Continue Reading FCC Sets Volume Limits For Some Prerecorded Calls to Home Phones
The Supreme Court’s recent decision in Barr v. American Association of Political Consultants held the government-debt exception of the TCPA unconstitutional under the First Amendment’s Free Speech Clause. This means that going forward, companies that make “debt-collection” calls on behalf of the federal government can only do so with the prior express written consent of the called individuals.
Continue Reading TCPA’s 2015 Government-Debt Collection Exception Struck Down- Now What?
The Seventh Circuit has recently ruled that plaintiffs have standing to enforce the Illinois Biometric Information Privacy Act’s informed consent requirements in federal court.
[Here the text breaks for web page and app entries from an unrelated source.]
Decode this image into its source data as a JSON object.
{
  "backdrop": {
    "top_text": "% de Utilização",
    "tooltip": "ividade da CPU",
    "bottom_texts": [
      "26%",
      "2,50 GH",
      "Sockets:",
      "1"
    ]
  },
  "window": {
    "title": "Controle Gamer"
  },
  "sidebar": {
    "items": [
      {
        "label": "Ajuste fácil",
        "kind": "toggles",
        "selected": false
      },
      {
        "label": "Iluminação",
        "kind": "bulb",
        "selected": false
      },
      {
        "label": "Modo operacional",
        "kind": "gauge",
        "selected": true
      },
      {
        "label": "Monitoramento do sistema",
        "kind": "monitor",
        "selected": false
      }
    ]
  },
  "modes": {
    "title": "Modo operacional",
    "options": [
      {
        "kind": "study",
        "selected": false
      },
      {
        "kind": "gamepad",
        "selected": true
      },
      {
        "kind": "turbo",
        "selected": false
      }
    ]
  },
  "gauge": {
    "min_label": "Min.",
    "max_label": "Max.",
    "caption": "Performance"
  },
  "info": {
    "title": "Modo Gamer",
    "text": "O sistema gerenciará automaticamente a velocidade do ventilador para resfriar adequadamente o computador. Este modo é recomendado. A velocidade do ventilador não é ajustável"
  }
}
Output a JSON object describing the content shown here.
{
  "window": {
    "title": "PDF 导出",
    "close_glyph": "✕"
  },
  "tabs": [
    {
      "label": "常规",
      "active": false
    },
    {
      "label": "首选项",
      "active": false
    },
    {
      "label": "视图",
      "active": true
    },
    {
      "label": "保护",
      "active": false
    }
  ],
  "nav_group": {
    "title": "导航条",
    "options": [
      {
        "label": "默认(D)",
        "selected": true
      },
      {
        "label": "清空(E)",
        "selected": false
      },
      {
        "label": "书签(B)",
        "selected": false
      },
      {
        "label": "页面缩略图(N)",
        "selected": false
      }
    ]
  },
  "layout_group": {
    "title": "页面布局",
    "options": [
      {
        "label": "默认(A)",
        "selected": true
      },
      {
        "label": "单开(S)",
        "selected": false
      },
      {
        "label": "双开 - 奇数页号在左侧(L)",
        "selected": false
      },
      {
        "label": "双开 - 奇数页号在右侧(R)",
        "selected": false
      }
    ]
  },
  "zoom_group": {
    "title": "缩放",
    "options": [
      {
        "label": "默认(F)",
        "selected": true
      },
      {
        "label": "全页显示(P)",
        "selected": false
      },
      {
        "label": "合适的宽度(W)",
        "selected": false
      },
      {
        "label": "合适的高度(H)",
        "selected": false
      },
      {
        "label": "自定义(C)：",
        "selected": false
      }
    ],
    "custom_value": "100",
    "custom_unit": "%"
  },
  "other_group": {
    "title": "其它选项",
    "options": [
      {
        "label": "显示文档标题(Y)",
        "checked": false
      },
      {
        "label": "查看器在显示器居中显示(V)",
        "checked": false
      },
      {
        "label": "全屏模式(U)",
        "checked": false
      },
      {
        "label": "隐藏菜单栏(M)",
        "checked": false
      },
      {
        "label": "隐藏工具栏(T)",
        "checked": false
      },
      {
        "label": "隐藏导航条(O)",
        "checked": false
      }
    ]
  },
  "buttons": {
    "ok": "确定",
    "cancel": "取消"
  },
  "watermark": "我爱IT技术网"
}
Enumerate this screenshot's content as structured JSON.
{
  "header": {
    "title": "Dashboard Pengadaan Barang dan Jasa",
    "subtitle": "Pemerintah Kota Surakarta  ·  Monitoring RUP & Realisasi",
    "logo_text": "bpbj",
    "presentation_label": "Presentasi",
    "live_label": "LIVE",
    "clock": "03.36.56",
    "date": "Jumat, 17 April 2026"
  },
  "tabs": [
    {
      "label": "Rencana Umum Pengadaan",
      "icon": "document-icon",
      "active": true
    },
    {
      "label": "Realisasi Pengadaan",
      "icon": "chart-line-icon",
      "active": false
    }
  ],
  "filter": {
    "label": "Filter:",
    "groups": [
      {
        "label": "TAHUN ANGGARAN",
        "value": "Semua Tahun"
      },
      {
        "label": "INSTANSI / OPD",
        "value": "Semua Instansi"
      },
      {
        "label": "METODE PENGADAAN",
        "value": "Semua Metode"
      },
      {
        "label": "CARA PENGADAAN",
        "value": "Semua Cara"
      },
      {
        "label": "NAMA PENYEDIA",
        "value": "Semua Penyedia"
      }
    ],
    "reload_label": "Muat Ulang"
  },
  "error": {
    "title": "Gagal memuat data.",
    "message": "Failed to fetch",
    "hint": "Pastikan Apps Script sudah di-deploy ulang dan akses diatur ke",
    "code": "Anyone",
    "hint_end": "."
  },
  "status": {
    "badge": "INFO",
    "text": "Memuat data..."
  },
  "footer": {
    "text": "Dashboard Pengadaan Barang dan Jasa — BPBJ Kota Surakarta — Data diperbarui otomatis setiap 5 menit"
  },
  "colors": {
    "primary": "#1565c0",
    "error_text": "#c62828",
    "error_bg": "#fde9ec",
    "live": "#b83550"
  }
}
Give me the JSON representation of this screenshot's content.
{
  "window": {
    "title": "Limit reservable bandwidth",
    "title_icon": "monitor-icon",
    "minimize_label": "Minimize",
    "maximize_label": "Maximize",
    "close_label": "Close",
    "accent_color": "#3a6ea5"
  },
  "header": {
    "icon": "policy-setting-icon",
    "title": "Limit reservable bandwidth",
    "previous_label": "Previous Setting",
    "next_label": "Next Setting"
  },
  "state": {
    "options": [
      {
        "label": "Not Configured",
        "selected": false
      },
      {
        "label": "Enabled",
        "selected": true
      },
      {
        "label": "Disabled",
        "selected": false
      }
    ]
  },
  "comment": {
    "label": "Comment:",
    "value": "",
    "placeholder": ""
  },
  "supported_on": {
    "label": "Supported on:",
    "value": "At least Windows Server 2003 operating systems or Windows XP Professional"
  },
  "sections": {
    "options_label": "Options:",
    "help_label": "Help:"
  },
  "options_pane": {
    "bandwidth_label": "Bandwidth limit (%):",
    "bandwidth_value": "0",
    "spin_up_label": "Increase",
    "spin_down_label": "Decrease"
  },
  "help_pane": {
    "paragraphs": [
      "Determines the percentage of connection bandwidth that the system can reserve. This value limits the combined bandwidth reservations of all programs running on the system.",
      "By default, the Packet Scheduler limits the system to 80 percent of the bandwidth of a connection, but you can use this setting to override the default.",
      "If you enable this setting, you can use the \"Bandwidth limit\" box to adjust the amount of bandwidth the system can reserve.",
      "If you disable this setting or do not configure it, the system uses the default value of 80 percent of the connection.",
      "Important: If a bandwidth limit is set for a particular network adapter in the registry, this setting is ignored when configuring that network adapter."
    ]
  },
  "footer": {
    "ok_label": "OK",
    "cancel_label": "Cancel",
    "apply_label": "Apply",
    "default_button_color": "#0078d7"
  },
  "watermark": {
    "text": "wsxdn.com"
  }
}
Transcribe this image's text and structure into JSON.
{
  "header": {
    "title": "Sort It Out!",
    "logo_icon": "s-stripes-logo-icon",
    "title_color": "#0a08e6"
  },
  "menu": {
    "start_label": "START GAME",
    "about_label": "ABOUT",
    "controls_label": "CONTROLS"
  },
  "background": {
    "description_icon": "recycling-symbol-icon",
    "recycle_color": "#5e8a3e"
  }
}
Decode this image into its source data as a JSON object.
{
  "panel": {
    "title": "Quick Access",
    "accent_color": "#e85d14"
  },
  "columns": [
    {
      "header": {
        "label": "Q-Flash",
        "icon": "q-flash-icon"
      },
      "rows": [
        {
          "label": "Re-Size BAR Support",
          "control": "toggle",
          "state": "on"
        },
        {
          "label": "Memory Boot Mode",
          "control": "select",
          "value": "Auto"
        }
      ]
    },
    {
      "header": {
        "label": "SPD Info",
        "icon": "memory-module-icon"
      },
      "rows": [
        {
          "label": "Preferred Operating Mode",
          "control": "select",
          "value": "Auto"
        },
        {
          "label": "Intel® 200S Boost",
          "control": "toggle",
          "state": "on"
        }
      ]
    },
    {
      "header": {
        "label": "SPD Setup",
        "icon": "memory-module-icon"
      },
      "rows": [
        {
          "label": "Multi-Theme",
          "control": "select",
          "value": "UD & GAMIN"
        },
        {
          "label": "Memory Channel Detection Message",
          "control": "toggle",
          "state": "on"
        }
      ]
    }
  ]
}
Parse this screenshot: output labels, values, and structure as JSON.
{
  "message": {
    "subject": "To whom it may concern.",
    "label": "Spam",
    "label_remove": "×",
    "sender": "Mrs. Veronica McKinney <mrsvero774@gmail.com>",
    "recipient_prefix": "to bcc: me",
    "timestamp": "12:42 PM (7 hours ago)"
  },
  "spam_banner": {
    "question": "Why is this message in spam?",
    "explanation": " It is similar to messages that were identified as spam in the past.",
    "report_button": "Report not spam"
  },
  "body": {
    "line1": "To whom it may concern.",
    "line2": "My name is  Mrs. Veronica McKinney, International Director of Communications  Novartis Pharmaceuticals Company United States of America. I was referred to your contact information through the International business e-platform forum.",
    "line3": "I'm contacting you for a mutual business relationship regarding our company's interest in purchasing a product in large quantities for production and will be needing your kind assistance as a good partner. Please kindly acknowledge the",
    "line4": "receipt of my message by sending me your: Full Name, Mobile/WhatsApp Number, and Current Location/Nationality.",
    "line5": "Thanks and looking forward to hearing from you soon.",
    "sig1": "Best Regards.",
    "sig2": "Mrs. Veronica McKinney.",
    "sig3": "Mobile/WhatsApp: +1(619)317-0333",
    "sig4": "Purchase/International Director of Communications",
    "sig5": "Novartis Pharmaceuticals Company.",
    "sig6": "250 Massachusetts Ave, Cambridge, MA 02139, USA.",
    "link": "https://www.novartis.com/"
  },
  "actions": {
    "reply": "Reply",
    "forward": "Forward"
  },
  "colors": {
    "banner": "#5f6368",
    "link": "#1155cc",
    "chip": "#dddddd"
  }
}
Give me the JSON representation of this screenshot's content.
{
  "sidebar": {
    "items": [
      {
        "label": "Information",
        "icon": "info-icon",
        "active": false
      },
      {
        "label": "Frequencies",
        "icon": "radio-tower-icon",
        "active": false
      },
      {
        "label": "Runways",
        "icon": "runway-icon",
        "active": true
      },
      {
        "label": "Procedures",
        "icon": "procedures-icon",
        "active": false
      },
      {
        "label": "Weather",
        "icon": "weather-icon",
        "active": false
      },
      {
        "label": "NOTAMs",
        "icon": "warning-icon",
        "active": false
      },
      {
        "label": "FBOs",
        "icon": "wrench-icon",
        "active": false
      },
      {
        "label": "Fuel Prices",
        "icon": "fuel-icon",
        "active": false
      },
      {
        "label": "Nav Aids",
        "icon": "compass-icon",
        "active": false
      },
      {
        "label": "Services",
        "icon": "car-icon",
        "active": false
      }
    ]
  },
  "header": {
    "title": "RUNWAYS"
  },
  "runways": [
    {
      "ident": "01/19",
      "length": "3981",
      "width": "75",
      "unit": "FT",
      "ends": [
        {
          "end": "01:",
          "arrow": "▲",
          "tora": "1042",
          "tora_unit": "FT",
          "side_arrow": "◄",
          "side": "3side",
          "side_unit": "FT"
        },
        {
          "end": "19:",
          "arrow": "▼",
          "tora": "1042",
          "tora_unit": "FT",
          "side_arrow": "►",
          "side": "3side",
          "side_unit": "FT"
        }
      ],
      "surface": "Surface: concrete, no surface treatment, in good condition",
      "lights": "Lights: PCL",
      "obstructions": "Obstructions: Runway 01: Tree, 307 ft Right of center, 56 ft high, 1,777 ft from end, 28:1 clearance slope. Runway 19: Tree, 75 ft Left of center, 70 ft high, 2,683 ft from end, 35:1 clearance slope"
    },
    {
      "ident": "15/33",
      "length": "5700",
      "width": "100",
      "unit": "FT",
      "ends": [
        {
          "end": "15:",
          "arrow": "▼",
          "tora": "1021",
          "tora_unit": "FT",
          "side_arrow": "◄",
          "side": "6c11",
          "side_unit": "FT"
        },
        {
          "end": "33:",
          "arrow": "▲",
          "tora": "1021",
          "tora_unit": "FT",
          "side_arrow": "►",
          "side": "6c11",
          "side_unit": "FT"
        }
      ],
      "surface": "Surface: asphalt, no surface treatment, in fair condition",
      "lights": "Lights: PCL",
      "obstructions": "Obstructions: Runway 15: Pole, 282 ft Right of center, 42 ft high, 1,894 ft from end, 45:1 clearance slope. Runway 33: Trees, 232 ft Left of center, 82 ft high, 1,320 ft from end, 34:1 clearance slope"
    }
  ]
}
As we have written before, , BIPA regulates the collection, use, and retention of a person’s biometric information, e.g., fingerprints, face scans, etc. For years, federal trial courts have been split on whether a violation of BIPA’s informed consent provision is alone sufficient to confer Article III standing. . The decision in Bryant v. Compass Group USA, Inc., — F.3d —-, 2020 WL 2121463 (7th Cir. May 5, 2020) removes that uncertainty and will drastically change the landscape of BIPA litigation going forward.
Continue Reading Seventh Circuit Issues Landmark BIPA Decision
For the first time, the U.S. Supreme Court has agreed to review the Computer Fraud and Abuse Act (CFAA) in Van Buren v. United States, No. 19-783. A federal circuit split exists on the issue of whether the statute can only be used against hackers and unauthorized users of electronic systems, or also against authorized users who use the information for unauthorized purposes. In the context of data breaches, companies sometimes look to interpretations of the meaning of “authorization” in CFAA cases to analyze whether notification obligations may exist.
Continue Reading SCOTUS Review of CFAA May Impact Analysis in Data Breach Notification Obligations